“Stay away from the animal, if it really concerns you give APD a call,” Lieutenant Hector Meletich with the Ashland Police Department said. “Don’t approach it, there is no reason to approach it.”
Police say a resident found a dead deer on her property and reported seeing the cat near Hargadine Street.
The cougar sighting has some nearby residents worried.
“It makes me concerned and I think people need to be careful,” Laura, an Ashland resident said. “I might hesitate until they know what’s going on walking on Hargardine by myself at night for sure, or at dusk.”
If you see a cougar, Wildlife Biologist Steve Niemela offers these tips.
“Try and make yourself look big, you don’t want to look like a prey item,” he said. “Look the animal directly in the eye, say something to the animal, and it’s probably going to go away.
Niemela adds after shouting loudly, back away from the animal slowly, and don’t run.
While Oregon Department of Fish and Wildlife say calls about cougars are fairly common in Southern Oregon, relocating the animal is usually not best.
“Doesn’t matter how far you move them away, they’re still going to find their way back to where they came from.” Niemela said. “The other thing is, if you’re having safety issues with an animal and you move it somewhere else, you’ve just moved an animal that’s potentially a threat into someone else’s backyard.”

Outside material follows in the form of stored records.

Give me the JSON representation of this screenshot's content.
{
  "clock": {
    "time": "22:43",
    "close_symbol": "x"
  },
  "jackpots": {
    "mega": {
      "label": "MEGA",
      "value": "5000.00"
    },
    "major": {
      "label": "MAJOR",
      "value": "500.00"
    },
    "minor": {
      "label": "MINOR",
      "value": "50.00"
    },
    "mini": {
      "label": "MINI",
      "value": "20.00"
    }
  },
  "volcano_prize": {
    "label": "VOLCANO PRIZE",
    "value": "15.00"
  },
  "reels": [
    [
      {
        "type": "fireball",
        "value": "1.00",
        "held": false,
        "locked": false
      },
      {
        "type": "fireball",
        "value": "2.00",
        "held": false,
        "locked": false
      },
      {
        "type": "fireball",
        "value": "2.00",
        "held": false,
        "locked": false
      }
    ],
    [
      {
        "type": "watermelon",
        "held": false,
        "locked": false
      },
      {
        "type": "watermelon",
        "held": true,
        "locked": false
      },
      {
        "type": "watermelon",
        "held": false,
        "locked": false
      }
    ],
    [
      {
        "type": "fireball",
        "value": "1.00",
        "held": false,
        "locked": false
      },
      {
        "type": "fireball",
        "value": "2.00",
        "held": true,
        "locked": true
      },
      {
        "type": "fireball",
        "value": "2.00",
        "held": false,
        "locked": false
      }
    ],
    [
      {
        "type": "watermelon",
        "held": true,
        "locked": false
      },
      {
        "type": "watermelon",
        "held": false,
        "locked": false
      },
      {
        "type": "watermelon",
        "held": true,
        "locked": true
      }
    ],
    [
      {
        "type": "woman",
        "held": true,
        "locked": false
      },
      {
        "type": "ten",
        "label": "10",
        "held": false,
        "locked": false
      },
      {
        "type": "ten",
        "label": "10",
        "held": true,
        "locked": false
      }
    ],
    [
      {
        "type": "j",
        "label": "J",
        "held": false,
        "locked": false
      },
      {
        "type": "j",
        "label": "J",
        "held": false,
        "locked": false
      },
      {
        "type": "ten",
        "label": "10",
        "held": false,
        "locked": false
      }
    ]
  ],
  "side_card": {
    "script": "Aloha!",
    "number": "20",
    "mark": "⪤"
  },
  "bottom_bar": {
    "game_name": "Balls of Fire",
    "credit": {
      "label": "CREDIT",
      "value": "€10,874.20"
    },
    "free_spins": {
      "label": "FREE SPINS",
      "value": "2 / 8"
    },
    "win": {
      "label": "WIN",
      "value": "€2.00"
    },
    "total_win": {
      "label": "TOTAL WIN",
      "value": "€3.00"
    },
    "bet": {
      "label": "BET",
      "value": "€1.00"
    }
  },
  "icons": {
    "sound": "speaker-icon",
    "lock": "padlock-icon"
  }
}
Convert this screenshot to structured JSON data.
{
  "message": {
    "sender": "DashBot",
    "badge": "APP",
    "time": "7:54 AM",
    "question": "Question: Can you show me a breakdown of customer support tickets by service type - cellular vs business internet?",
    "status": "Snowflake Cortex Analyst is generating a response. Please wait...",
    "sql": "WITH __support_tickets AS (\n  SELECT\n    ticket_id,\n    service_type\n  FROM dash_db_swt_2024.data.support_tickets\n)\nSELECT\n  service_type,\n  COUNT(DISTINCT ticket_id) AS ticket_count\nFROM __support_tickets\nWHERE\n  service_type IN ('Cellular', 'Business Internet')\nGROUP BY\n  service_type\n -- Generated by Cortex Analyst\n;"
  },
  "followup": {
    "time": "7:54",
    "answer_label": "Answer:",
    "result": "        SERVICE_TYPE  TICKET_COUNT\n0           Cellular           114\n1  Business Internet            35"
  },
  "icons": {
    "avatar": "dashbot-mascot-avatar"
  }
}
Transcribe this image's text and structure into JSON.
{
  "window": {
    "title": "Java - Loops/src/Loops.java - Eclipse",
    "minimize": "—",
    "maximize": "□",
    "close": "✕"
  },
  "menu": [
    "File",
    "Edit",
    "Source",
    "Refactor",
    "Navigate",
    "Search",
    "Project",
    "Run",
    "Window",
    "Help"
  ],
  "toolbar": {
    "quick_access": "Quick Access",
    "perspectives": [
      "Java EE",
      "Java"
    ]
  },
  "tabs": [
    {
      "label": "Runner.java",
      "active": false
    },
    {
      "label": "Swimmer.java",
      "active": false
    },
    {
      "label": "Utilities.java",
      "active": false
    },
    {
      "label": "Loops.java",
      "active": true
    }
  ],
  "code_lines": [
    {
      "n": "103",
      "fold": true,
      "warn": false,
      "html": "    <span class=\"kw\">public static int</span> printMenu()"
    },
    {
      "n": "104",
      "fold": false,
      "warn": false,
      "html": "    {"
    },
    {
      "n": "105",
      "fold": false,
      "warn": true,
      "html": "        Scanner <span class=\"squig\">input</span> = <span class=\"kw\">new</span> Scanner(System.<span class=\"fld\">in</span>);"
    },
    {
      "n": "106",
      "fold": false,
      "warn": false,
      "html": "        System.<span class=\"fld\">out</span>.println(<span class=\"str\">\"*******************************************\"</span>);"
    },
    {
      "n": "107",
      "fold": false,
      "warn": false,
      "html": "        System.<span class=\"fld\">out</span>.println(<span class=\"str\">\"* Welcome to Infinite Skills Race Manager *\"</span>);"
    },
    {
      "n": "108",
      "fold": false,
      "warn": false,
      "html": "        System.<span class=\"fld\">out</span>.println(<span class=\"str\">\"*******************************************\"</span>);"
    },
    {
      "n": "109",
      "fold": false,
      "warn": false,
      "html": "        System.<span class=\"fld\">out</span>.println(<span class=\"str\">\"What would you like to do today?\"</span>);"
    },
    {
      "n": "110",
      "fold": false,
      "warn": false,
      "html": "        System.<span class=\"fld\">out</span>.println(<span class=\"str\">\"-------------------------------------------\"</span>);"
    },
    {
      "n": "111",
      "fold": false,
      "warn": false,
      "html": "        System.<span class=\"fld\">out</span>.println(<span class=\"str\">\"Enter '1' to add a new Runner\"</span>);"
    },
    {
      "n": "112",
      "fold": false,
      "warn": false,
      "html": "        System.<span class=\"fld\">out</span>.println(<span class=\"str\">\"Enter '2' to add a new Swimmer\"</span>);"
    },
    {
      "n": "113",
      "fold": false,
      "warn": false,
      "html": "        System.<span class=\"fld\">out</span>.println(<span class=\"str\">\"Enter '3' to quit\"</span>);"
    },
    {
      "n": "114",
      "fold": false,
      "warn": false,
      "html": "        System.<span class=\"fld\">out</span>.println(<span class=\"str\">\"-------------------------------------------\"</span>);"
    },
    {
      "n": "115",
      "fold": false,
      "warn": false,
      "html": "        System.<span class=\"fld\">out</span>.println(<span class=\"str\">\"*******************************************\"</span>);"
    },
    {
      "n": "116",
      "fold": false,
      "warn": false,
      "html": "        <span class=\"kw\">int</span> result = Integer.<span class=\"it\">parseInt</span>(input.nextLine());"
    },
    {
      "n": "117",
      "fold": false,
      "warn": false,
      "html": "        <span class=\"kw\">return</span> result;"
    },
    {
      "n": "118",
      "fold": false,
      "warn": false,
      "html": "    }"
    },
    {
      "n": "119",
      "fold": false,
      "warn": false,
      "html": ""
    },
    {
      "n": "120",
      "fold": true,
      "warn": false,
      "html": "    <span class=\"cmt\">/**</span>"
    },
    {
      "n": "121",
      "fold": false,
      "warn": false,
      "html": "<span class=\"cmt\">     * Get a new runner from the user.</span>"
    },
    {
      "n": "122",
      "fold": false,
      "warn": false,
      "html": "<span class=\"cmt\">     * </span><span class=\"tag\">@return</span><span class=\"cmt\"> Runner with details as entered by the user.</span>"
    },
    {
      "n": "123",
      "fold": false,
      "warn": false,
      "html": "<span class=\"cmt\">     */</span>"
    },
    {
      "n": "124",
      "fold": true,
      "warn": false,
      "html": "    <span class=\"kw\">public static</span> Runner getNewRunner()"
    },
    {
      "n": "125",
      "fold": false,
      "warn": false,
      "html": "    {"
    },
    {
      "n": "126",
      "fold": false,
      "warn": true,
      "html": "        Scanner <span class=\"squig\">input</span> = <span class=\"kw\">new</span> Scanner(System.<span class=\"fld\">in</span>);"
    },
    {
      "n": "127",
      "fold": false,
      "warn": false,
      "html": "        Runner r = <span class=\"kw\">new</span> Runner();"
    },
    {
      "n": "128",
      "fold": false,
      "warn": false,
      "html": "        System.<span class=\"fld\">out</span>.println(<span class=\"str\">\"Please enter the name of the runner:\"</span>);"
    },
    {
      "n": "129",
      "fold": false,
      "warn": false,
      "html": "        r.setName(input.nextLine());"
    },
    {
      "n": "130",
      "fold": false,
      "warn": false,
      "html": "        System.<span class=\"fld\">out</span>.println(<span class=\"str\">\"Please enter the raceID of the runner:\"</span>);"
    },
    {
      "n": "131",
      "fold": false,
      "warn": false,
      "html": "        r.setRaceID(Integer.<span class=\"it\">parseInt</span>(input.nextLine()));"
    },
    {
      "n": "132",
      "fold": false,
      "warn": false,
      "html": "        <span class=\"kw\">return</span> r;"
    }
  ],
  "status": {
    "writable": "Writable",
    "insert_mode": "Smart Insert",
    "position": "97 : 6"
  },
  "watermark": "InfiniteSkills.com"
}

If cougars do appear to be a threat, ODFW says they’ll be forced to euthanize it. The agency is hoping this cat will simply move on.
Oregon doesn’t have any recorded cougar attacks on people, still, it’s important to give the predator plenty of distance if you see one. And be sure to call 911, as well as the Oregon Department of Fish and Wildlife.